> **Try it**
Word for word, restate all of the records.

> **Material provided**
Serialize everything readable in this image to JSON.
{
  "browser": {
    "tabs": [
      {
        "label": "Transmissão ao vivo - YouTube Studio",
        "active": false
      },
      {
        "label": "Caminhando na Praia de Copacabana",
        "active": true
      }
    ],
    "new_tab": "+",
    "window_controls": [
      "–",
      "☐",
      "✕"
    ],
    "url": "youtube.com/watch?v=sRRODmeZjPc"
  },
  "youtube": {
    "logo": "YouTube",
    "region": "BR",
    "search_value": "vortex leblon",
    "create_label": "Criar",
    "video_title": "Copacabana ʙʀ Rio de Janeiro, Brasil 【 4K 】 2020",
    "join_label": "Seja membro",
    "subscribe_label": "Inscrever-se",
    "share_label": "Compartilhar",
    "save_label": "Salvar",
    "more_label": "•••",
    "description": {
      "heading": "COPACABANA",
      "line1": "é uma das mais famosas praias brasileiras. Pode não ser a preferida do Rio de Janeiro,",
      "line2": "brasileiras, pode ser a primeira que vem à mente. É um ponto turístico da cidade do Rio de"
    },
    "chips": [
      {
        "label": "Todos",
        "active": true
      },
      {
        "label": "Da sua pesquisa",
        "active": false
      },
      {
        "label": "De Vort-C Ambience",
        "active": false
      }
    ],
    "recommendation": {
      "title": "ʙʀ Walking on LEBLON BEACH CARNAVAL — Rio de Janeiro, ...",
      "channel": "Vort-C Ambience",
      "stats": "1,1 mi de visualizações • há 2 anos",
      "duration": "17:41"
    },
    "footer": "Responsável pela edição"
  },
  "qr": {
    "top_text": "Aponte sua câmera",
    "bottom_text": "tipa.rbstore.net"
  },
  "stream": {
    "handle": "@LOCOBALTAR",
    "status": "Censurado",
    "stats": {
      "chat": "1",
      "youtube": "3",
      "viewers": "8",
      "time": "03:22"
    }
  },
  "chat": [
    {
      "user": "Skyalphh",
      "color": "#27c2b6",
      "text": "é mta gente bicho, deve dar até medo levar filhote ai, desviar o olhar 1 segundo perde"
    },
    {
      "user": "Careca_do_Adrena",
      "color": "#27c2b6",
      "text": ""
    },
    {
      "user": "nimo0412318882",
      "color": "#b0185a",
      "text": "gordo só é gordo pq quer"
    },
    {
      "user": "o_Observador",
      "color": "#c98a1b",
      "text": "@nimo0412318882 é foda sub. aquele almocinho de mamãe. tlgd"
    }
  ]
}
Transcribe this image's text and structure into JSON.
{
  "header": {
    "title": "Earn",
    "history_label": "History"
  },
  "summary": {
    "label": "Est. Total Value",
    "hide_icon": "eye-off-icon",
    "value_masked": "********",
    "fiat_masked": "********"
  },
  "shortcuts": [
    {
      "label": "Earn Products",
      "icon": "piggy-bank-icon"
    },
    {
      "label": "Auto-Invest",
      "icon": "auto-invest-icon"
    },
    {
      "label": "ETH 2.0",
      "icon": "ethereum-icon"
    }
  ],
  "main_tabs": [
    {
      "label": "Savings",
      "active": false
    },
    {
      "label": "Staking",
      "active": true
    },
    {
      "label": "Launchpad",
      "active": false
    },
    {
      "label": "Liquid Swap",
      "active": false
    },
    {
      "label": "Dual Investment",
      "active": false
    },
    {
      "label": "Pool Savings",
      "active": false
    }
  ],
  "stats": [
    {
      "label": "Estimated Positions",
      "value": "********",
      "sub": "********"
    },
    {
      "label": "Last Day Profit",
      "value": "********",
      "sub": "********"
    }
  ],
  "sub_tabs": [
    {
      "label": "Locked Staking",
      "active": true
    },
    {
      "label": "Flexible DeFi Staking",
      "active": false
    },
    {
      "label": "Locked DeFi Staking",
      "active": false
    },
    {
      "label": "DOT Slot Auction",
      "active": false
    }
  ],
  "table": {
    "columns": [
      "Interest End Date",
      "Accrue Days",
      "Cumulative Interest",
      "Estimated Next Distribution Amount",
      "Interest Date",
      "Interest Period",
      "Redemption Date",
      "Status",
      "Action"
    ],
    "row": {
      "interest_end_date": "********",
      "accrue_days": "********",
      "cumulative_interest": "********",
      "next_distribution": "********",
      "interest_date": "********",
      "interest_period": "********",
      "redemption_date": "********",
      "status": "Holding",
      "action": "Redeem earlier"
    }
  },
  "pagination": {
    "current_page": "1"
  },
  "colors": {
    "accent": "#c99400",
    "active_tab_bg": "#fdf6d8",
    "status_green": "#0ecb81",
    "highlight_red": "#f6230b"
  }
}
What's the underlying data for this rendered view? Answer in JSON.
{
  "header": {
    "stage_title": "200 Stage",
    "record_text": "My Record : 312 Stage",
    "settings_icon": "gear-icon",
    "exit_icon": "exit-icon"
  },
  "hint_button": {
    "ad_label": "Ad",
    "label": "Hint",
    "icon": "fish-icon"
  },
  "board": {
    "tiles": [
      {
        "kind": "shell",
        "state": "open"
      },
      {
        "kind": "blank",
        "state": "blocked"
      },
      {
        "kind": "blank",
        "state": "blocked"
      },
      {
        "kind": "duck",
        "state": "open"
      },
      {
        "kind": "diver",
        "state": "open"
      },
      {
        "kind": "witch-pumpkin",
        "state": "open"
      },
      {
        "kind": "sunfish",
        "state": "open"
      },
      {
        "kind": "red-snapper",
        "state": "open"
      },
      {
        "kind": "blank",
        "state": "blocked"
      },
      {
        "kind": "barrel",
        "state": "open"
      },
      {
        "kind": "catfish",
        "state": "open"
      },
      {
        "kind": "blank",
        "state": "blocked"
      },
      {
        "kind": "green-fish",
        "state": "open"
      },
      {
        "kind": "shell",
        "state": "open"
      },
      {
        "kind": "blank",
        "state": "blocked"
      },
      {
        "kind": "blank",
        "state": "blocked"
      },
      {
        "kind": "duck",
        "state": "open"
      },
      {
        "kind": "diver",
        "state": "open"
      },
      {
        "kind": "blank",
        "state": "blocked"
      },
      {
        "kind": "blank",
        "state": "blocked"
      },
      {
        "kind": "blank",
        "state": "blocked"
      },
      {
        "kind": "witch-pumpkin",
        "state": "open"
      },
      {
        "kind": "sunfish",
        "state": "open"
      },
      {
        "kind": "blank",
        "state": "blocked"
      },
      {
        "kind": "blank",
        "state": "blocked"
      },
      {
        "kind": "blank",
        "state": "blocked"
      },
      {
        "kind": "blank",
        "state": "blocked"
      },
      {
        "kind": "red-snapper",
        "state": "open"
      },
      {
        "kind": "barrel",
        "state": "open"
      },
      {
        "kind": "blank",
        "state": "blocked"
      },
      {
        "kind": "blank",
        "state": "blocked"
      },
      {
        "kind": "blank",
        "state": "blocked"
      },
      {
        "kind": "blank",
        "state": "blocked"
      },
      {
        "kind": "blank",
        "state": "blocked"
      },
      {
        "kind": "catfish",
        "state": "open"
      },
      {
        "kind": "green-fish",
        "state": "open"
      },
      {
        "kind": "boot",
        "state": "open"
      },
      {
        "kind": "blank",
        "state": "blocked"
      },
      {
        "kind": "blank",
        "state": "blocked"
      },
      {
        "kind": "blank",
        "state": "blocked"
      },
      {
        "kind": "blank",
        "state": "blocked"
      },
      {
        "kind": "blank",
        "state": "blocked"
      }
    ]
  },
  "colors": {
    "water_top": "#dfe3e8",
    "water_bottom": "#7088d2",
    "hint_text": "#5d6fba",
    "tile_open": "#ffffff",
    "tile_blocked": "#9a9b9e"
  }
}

> **Answer for the task**
Serialize everything readable in this image to JSON.
{
  "browser": {
    "tabs": [
      {
        "label": "Transmissão ao vivo - YouTube Studio",
        "active": false
      },
      {
        "label": "Caminhando na Praia de Copacabana",
        "active": true
      }
    ],
    "new_tab": "+",
    "window_controls": [
      "–",
      "☐",
      "✕"
    ],
    "url": "youtube.com/watch?v=sRRODmeZjPc"
  },
  "youtube": {
    "logo": "YouTube",
    "region": "BR",
    "search_value": "vortex leblon",
    "create_label": "Criar",
    "video_title": "Copacabana ʙʀ Rio de Janeiro, Brasil 【 4K 】 2020",
    "join_label": "Seja membro",
    "subscribe_label": "Inscrever-se",
    "share_label": "Compartilhar",
    "save_label": "Salvar",
    "more_label": "•••",
    "description": {
      "heading": "COPACABANA",
      "line1": "é uma das mais famosas praias brasileiras. Pode não ser a preferida do Rio de Janeiro,",
      "line2": "brasileiras, pode ser a primeira que vem à mente. É um ponto turístico da cidade do Rio de"
    },
    "chips": [
      {
        "label": "Todos",
        "active": true
      },
      {
        "label": "Da sua pesquisa",
        "active": false
      },
      {
        "label": "De Vort-C Ambience",
        "active": false
      }
    ],
    "recommendation": {
      "title": "ʙʀ Walking on LEBLON BEACH CARNAVAL — Rio de Janeiro, ...",
      "channel": "Vort-C Ambience",
      "stats": "1,1 mi de visualizações • há 2 anos",
      "duration": "17:41"
    },
    "footer": "Responsável pela edição"
  },
  "qr": {
    "top_text": "Aponte sua câmera",
    "bottom_text": "tipa.rbstore.net"
  },
  "stream": {
    "handle": "@LOCOBALTAR",
    "status": "Censurado",
    "stats": {
      "chat": "1",
      "youtube": "3",
      "viewers": "8",
      "time": "03:22"
    }
  },
  "chat": [
    {
      "user": "Skyalphh",
      "color": "#27c2b6",
      "text": "é mta gente bicho, deve dar até medo levar filhote ai, desviar o olhar 1 segundo perde"
    },
    {
      "user": "Careca_do_Adrena",
      "color": "#27c2b6",
      "text": ""
    },
    {
      "user": "nimo0412318882",
      "color": "#b0185a",
      "text": "gordo só é gordo pq quer"
    },
    {
      "user": "o_Observador",
      "color": "#c98a1b",
      "text": "@nimo0412318882 é foda sub. aquele almocinho de mamãe. tlgd"
    }
  ]
}
Transcribe this image's text and structure into JSON.
{
  "header": {
    "title": "Earn",
    "history_label": "History"
  },
  "summary": {
    "label": "Est. Total Value",
    "hide_icon": "eye-off-icon",
    "value_masked": "********",
    "fiat_masked": "********"
  },
  "shortcuts": [
    {
      "label": "Earn Products",
      "icon": "piggy-bank-icon"
    },
    {
      "label": "Auto-Invest",
      "icon": "auto-invest-icon"
    },
    {
      "label": "ETH 2.0",
      "icon": "ethereum-icon"
    }
  ],
  "main_tabs": [
    {
      "label": "Savings",
      "active": false
    },
    {
      "label": "Staking",
      "active": true
    },
    {
      "label": "Launchpad",
      "active": false
    },
    {
      "label": "Liquid Swap",
      "active": false
    },
    {
      "label": "Dual Investment",
      "active": false
    },
    {
      "label": "Pool Savings",
      "active": false
    }
  ],
  "stats": [
    {
      "label": "Estimated Positions",
      "value": "********",
      "sub": "********"
    },
    {
      "label": "Last Day Profit",
      "value": "********",
      "sub": "********"
    }
  ],
  "sub_tabs": [
    {
      "label": "Locked Staking",
      "active": true
    },
    {
      "label": "Flexible DeFi Staking",
      "active": false
    },
    {
      "label": "Locked DeFi Staking",
      "active": false
    },
    {
      "label": "DOT Slot Auction",
      "active": false
    }
  ],
  "table": {
    "columns": [
      "Interest End Date",
      "Accrue Days",
      "Cumulative Interest",
      "Estimated Next Distribution Amount",
      "Interest Date",
      "Interest Period",
      "Redemption Date",
      "Status",
      "Action"
    ],
    "row": {
      "interest_end_date": "********",
      "accrue_days": "********",
      "cumulative_interest": "********",
      "next_distribution": "********",
      "interest_date": "********",
      "interest_period": "********",
      "redemption_date": "********",
      "status": "Holding",
      "action": "Redeem earlier"
    }
  },
  "pagination": {
    "current_page": "1"
  },
  "colors": {
    "accent": "#c99400",
    "active_tab_bg": "#fdf6d8",
    "status_green": "#0ecb81",
    "highlight_red": "#f6230b"
  }
}
What's the underlying data for this rendered view? Answer in JSON.
{
  "header": {
    "stage_title": "200 Stage",
    "record_text": "My Record : 312 Stage",
    "settings_icon": "gear-icon",
    "exit_icon": "exit-icon"
  },
  "hint_button": {
    "ad_label": "Ad",
    "label": "Hint",
    "icon": "fish-icon"
  },
  "board": {
    "tiles": [
      {
        "kind": "shell",
        "state": "open"
      },
      {
        "kind": "blank",
        "state": "blocked"
      },
      {
        "kind": "blank",
        "state": "blocked"
      },
      {
        "kind": "duck",
        "state": "open"
      },
      {
        "kind": "diver",
        "state": "open"
      },
      {
        "kind": "witch-pumpkin",
        "state": "open"
      },
      {
        "kind": "sunfish",
        "state": "open"
      },
      {
        "kind": "red-snapper",
        "state": "open"
      },
      {
        "kind": "blank",
        "state": "blocked"
      },
      {
        "kind": "barrel",
        "state": "open"
      },
      {
        "kind": "catfish",
        "state": "open"
      },
      {
        "kind": "blank",
        "state": "blocked"
      },
      {
        "kind": "green-fish",
        "state": "open"
      },
      {
        "kind": "shell",
        "state": "open"
      },
      {
        "kind": "blank",
        "state": "blocked"
      },
      {
        "kind": "blank",
        "state": "blocked"
      },
      {
        "kind": "duck",
        "state": "open"
      },
      {
        "kind": "diver",
        "state": "open"
      },
      {
        "kind": "blank",
        "state": "blocked"
      },
      {
        "kind": "blank",
        "state": "blocked"
      },
      {
        "kind": "blank",
        "state": "blocked"
      },
      {
        "kind": "witch-pumpkin",
        "state": "open"
      },
      {
        "kind": "sunfish",
        "state": "open"
      },
      {
        "kind": "blank",
        "state": "blocked"
      },
      {
        "kind": "blank",
        "state": "blocked"
      },
      {
        "kind": "blank",
        "state": "blocked"
      },
      {
        "kind": "blank",
        "state": "blocked"
      },
      {
        "kind": "red-snapper",
        "state": "open"
      },
      {
        "kind": "barrel",
        "state": "open"
      },
      {
        "kind": "blank",
        "state": "blocked"
      },
      {
        "kind": "blank",
        "state": "blocked"
      },
      {
        "kind": "blank",
        "state": "blocked"
      },
      {
        "kind": "blank",
        "state": "blocked"
      },
      {
        "kind": "blank",
        "state": "blocked"
      },
      {
        "kind": "catfish",
        "state": "open"
      },
      {
        "kind": "green-fish",
        "state": "open"
      },
      {
        "kind": "boot",
        "state": "open"
      },
      {
        "kind": "blank",
        "state": "blocked"
      },
      {
        "kind": "blank",
        "state": "blocked"
      },
      {
        "kind": "blank",
        "state": "blocked"
      },
      {
        "kind": "blank",
        "state": "blocked"
      },
      {
        "kind": "blank",
        "state": "blocked"
      }
    ]
  },
  "colors": {
    "water_top": "#dfe3e8",
    "water_bottom": "#7088d2",
    "hint_text": "#5d6fba",
    "tile_open": "#ffffff",
    "tile_blocked": "#9a9b9e"
  }
}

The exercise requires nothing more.